■ Dataset entries:
☆ ☆ ☆ ☆ ☆ ☆ ☆

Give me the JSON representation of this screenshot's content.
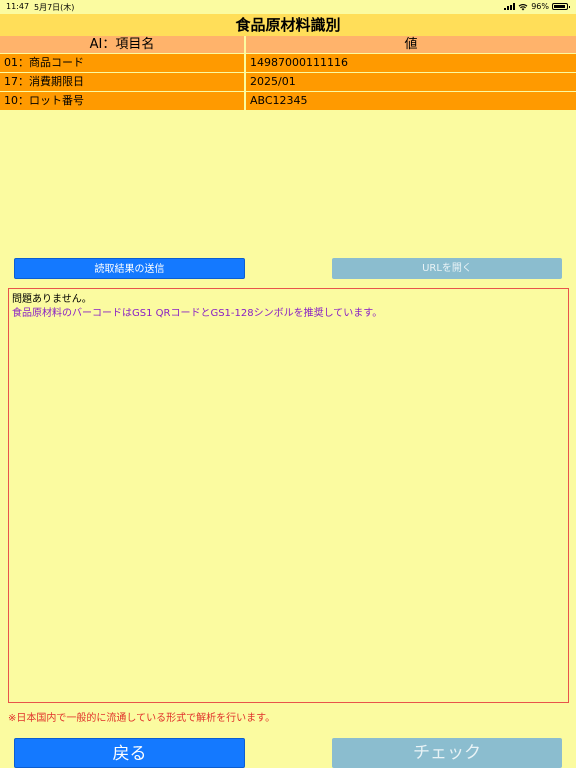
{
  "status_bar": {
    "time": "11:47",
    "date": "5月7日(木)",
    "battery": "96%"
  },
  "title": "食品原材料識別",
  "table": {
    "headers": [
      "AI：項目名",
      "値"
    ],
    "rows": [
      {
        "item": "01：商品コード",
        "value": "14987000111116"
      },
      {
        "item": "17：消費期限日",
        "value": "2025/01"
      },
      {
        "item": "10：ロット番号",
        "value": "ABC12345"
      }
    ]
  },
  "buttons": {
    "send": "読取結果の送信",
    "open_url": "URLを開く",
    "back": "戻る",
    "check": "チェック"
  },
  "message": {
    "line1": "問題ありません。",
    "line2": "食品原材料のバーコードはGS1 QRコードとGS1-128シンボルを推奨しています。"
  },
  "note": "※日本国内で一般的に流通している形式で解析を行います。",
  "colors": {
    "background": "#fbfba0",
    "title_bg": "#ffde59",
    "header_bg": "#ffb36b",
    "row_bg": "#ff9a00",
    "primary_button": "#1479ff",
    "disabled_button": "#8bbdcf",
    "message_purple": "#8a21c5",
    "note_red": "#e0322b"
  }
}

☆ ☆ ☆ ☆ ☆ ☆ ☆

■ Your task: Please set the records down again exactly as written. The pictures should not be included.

■ Answer:
Give me the JSON representation of this screenshot's content.
{
  "status_bar": {
    "time": "11:47",
    "date": "5月7日(木)",
    "battery": "96%"
  },
  "title": "食品原材料識別",
  "table": {
    "headers": [
      "AI：項目名",
      "値"
    ],
    "rows": [
      {
        "item": "01：商品コード",
        "value": "14987000111116"
      },
      {
        "item": "17：消費期限日",
        "value": "2025/01"
      },
      {
        "item": "10：ロット番号",
        "value": "ABC12345"
      }
    ]
  },
  "buttons": {
    "send": "読取結果の送信",
    "open_url": "URLを開く",
    "back": "戻る",
    "check": "チェック"
  },
  "message": {
    "line1": "問題ありません。",
    "line2": "食品原材料のバーコードはGS1 QRコードとGS1-128シンボルを推奨しています。"
  },
  "note": "※日本国内で一般的に流通している形式で解析を行います。",
  "colors": {
    "background": "#fbfba0",
    "title_bg": "#ffde59",
    "header_bg": "#ffb36b",
    "row_bg": "#ff9a00",
    "primary_button": "#1479ff",
    "disabled_button": "#8bbdcf",
    "message_purple": "#8a21c5",
    "note_red": "#e0322b"
  }
}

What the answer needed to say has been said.